Health policy makers
Health policy makers should participate in research dissemination over social media. Historically, communication between researchers and policy makers has left room for improvement (Gnadinger, 2014). Social media may address this breakdown between research and policy, creating new communication channels between researchers and policymakers (Kapp et al., 2015). But this requires the participation of both parties. While Twitter has been shown to be a highly effective tool for research dissemination, the onus of kicking that research into the ethernet falls on the shoulders of health policy researchers (Kapp et al., 2015). From there, it’s up to the health policy makers to pay attention to research shared over social media, interact with it, and use their positionality to contribute to the conversation.
Health policy makers should listen to social media users. Social media users are anxious to voice their opinions and perspectives online. If you ever need a public vote for something, you’ll likely have far more responses if you ask a group of people to write in from the comfort of their own home over social media, than you would if you required people to drive down to a town hall and speak. While some research has investigated social media as a tool to gauge public opinion, this application is largely unexplored (Keller et al., 2014). Toscano (2016) argues that it’s time for our public participation policies and practices to catch up with contemporary communication. This includes social media. Toscano points out that failing to “give legitimacy to social media despite the fact these platforms have ushered in vast opportunities for citizens to engage,” implies that mode of delivery is more important than content (Toscano, 2016, p. 1). When social media content is ignored, health policy makers miss a valuable opportunity to gain insight from the very populations impacted by their policies (Toscano, 2016).
Health policy makers should disseminate policy through trusted brands over social media. Trusted brands play a critical role in health information seeking behavior (Kim, 2016; Ye, 2011). For example, during the 2014 Ebola outbreak, health-information seekers referred to trusted brands, such as the BBC and the WHO for information, over new health information sources (Luckerson, 2014). With this observation in mind, health policy makers can leverage trusted social media sources and pages to translate health policy into public practice (Naseri Boori Abadi & Sheikhtaheri, 2015). This might involve targeting familiar social media pages with health policy information or piggybacking on trending topics.
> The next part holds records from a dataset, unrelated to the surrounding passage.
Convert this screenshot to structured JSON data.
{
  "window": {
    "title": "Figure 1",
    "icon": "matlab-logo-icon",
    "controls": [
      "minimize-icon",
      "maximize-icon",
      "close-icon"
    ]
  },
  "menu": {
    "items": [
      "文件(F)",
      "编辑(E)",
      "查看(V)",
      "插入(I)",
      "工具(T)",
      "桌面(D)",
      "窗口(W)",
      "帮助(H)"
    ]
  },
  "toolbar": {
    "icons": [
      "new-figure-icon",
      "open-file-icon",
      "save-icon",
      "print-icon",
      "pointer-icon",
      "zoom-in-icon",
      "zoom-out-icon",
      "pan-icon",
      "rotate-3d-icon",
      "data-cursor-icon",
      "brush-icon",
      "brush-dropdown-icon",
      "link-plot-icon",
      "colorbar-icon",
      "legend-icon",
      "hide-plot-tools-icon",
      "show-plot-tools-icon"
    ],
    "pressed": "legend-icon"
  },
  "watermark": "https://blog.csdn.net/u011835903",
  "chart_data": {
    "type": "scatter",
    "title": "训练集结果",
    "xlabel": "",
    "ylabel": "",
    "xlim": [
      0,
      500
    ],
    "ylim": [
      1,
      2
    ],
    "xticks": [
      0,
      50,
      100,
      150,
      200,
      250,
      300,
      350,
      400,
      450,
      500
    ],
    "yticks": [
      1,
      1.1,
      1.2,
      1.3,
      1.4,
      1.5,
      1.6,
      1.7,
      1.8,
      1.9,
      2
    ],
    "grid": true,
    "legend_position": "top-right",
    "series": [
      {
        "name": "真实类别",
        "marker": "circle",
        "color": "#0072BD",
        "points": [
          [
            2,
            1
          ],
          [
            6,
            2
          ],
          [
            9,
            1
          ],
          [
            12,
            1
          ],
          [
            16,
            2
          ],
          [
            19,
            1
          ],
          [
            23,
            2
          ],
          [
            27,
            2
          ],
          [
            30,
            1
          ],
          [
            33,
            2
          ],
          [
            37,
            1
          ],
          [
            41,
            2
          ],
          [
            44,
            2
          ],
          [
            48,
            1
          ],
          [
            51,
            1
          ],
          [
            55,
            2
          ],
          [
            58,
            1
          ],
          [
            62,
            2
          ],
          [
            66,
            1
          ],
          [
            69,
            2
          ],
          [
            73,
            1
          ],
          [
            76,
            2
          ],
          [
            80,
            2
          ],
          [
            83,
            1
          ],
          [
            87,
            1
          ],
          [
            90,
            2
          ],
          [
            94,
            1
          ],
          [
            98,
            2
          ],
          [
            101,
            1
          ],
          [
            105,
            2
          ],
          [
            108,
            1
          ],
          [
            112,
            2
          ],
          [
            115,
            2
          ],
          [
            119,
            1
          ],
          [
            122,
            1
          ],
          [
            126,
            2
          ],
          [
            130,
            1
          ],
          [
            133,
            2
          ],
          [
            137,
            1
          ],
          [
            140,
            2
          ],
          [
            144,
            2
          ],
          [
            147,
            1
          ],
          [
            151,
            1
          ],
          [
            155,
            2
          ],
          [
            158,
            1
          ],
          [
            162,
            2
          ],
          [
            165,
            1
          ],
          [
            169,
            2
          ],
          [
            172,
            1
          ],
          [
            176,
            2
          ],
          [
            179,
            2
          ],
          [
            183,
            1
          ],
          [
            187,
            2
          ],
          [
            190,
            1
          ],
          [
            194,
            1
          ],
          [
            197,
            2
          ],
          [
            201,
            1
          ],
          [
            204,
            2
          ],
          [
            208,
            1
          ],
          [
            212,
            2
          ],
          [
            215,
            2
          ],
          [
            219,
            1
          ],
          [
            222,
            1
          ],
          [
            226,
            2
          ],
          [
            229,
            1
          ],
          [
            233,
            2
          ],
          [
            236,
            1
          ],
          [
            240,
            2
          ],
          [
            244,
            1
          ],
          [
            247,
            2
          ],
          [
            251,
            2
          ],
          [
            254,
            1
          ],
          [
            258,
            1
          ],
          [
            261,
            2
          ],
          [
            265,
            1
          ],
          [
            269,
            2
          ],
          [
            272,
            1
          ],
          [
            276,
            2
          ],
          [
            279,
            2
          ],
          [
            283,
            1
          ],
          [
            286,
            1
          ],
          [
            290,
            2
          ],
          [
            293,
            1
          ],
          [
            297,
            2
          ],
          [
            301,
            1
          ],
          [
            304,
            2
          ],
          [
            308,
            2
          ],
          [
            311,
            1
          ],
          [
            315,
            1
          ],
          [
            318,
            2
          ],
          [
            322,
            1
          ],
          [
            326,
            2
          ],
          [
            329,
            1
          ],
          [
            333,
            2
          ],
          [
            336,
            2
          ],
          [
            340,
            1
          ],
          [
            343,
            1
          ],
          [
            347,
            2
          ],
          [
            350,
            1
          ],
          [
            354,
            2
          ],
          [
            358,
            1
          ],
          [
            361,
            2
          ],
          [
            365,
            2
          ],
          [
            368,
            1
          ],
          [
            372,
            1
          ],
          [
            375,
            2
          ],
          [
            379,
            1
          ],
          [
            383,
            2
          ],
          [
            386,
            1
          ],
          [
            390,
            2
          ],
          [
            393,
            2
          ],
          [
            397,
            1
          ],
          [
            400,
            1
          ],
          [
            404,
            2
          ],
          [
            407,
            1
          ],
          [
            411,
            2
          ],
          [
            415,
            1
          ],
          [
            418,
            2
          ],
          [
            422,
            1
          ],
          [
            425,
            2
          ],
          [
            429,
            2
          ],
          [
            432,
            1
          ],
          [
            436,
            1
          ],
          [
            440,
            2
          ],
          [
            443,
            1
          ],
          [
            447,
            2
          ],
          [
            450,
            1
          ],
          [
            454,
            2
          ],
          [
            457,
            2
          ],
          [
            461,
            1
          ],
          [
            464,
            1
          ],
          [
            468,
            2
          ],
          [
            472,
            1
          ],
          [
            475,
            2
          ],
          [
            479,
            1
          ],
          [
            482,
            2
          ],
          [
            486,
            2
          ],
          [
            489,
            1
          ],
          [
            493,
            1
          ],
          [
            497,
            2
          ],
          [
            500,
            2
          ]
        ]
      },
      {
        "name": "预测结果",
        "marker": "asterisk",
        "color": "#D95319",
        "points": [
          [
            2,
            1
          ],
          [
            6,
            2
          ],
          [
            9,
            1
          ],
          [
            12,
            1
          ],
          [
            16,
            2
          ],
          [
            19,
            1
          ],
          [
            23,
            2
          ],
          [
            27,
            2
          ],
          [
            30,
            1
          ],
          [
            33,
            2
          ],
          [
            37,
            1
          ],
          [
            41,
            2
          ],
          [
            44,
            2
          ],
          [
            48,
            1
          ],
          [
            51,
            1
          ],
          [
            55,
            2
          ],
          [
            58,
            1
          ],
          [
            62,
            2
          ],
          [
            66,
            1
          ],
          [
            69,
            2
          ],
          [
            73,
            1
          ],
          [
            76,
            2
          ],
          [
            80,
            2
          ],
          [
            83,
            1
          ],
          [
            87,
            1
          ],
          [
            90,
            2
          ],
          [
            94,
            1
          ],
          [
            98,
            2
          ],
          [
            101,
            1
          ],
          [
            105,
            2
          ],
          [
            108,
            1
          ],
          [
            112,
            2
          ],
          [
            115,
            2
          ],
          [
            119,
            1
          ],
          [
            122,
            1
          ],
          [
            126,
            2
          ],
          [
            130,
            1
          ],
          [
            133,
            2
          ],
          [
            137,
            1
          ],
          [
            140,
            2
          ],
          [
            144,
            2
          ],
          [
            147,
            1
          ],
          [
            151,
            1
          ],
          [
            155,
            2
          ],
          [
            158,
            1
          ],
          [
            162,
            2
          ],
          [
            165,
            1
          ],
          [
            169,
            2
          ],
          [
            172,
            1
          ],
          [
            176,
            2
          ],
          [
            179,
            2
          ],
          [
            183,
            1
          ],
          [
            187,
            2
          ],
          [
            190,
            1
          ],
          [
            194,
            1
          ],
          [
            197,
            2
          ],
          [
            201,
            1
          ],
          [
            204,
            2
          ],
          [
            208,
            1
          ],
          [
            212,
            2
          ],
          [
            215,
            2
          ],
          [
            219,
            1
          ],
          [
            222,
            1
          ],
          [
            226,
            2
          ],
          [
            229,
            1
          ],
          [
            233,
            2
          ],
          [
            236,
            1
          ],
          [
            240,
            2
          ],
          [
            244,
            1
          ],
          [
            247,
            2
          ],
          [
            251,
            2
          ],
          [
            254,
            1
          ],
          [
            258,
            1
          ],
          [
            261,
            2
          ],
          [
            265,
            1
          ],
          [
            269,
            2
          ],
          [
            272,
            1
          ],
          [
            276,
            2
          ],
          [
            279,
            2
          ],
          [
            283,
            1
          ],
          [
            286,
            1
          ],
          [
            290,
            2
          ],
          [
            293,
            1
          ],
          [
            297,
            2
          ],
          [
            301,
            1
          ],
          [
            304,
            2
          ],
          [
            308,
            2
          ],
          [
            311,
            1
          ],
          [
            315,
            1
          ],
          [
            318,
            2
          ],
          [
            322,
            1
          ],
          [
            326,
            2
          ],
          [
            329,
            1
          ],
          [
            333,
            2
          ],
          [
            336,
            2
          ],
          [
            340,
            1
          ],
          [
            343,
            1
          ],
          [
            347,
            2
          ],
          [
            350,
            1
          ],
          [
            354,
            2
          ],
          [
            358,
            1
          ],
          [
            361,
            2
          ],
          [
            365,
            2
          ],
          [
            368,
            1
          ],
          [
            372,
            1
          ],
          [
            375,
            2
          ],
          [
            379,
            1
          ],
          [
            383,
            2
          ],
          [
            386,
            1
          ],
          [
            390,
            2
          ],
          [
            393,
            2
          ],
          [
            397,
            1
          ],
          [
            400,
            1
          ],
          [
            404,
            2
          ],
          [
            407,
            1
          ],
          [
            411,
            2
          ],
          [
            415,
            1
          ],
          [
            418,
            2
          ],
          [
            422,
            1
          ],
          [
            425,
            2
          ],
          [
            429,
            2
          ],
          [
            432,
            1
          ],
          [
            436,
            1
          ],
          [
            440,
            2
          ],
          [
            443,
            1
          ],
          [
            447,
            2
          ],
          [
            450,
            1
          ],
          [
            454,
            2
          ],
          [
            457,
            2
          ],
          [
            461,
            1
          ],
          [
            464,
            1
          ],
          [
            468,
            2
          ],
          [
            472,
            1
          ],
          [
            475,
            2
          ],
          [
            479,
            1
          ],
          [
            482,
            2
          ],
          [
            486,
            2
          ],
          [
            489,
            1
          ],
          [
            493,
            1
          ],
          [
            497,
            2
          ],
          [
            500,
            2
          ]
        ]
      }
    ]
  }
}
By doing so, health policy makers ensure that the public is able to review the information in a comfortable and familiar venue (Cole et al., 2016).